Exercise goal –
A complete answer lists every line of the entries below where the string "benefits" appears.

Page and application data records:
___

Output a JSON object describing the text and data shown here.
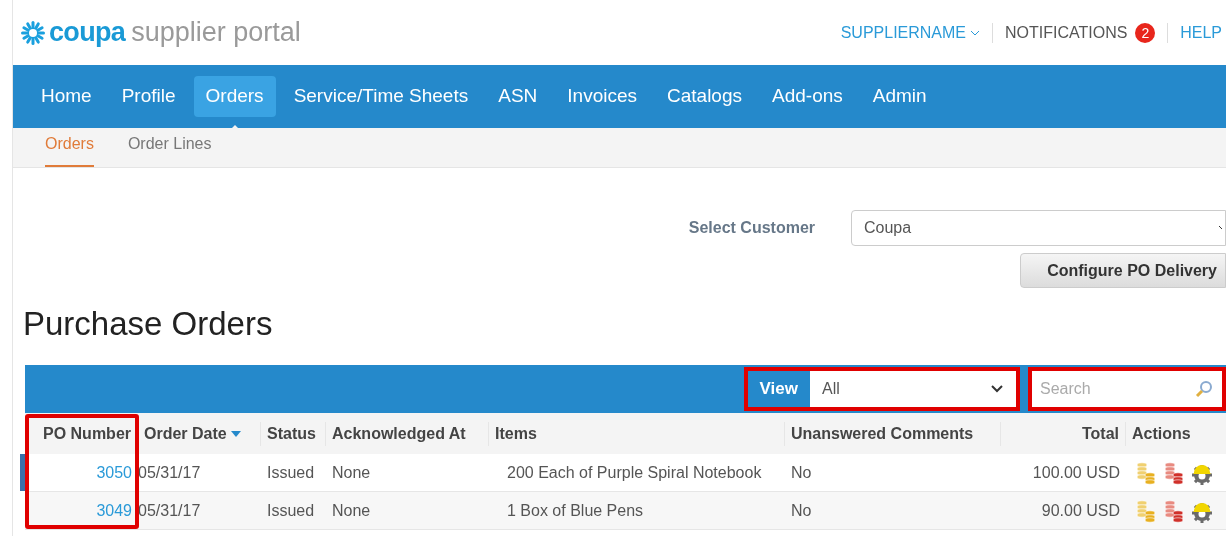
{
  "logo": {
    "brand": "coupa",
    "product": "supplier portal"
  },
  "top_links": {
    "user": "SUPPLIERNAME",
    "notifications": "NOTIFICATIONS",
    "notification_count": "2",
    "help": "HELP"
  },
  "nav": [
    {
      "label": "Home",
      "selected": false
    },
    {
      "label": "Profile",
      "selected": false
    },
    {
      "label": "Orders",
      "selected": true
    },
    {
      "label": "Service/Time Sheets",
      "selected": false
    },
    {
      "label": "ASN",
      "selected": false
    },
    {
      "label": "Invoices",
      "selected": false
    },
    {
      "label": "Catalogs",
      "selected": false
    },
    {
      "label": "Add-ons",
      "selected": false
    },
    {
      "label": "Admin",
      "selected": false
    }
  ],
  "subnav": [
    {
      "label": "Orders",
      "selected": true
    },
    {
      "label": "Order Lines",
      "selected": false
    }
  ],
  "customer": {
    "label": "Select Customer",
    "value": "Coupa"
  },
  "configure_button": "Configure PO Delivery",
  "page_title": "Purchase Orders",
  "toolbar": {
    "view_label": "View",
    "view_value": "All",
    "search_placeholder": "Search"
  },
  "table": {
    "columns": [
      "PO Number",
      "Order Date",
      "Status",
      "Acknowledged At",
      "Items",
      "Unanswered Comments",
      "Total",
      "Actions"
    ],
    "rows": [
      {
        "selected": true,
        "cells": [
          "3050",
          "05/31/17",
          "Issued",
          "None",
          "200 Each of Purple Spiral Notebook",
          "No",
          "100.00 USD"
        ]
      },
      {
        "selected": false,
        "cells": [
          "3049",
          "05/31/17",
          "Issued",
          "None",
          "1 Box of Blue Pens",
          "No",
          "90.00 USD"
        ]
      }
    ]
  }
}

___

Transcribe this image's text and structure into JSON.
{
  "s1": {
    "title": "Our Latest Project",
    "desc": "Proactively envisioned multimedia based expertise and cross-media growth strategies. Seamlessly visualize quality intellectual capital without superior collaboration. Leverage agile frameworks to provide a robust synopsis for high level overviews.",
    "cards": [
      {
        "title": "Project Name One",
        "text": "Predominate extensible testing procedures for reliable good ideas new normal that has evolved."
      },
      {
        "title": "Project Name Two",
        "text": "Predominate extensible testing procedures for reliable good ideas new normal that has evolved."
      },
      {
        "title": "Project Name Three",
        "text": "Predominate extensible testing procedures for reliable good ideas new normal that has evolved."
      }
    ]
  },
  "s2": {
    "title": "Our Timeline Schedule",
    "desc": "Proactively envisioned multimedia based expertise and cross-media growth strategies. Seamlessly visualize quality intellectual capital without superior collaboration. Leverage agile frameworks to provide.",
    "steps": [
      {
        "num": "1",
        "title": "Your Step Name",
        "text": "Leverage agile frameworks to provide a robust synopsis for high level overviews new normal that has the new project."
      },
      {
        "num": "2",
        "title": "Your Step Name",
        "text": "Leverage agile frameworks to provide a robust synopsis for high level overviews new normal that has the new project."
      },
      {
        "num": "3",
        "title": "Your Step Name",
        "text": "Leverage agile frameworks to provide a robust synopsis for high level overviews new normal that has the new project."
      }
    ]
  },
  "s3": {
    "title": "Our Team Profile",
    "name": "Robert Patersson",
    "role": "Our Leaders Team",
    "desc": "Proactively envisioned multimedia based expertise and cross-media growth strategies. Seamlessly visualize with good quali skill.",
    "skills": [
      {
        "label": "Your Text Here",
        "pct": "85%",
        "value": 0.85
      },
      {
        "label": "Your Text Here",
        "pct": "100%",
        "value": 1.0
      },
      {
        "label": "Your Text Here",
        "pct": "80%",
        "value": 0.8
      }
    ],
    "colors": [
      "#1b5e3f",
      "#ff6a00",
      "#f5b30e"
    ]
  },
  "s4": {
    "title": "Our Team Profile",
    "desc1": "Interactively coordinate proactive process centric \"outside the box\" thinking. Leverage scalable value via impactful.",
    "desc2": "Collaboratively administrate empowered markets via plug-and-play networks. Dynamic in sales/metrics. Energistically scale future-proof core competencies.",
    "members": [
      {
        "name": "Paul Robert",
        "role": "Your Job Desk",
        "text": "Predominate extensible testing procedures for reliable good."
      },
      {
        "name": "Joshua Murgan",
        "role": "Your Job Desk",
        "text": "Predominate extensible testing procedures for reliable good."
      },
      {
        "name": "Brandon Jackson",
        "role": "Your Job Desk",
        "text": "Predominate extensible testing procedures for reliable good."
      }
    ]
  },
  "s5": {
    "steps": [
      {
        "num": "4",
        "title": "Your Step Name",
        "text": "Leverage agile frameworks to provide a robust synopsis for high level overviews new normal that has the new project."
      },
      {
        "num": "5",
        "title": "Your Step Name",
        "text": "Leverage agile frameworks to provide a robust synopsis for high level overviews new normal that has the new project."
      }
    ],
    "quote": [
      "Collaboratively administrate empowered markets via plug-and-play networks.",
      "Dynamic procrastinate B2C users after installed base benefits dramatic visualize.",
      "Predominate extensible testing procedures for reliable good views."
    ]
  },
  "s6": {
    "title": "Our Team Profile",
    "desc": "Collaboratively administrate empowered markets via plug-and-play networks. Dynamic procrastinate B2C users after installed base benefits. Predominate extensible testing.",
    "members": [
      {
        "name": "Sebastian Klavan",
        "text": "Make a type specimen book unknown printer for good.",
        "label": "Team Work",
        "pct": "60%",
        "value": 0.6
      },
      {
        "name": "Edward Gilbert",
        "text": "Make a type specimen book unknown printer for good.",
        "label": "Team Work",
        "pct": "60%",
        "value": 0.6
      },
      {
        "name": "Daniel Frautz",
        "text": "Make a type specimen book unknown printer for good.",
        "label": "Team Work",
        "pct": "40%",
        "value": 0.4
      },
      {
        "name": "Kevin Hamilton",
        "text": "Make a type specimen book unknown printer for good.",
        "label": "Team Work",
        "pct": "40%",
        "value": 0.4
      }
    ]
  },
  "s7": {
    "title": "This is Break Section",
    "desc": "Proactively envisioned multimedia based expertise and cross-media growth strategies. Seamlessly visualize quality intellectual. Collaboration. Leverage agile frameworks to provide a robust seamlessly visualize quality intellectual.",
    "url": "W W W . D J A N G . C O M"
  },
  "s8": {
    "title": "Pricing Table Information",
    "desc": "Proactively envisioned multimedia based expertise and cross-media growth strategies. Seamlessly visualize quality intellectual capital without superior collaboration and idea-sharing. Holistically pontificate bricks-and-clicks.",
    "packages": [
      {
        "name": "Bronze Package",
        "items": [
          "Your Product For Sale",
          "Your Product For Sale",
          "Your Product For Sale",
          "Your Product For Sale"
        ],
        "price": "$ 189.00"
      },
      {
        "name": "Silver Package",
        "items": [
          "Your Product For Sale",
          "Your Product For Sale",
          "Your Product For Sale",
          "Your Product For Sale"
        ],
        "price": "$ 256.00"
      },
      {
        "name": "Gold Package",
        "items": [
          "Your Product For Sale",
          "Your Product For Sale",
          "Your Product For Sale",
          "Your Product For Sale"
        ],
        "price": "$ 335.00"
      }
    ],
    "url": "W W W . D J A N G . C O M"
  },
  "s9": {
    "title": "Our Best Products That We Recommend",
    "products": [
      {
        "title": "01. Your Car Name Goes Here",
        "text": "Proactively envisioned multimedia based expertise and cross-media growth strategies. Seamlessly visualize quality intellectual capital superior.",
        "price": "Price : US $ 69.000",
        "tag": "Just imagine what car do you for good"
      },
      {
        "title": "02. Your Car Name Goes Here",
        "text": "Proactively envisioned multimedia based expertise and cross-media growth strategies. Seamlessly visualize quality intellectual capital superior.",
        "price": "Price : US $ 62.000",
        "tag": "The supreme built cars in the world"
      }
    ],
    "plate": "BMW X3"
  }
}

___

Answer box –
      "Dynamic procrastinate B2C users after installed base benefits dramatic visualize.",
    "desc": "Collaboratively administrate empowered markets via plug-and-play networks. Dynamic procrastinate B2C users after installed base benefits. Predominate extensible testing.",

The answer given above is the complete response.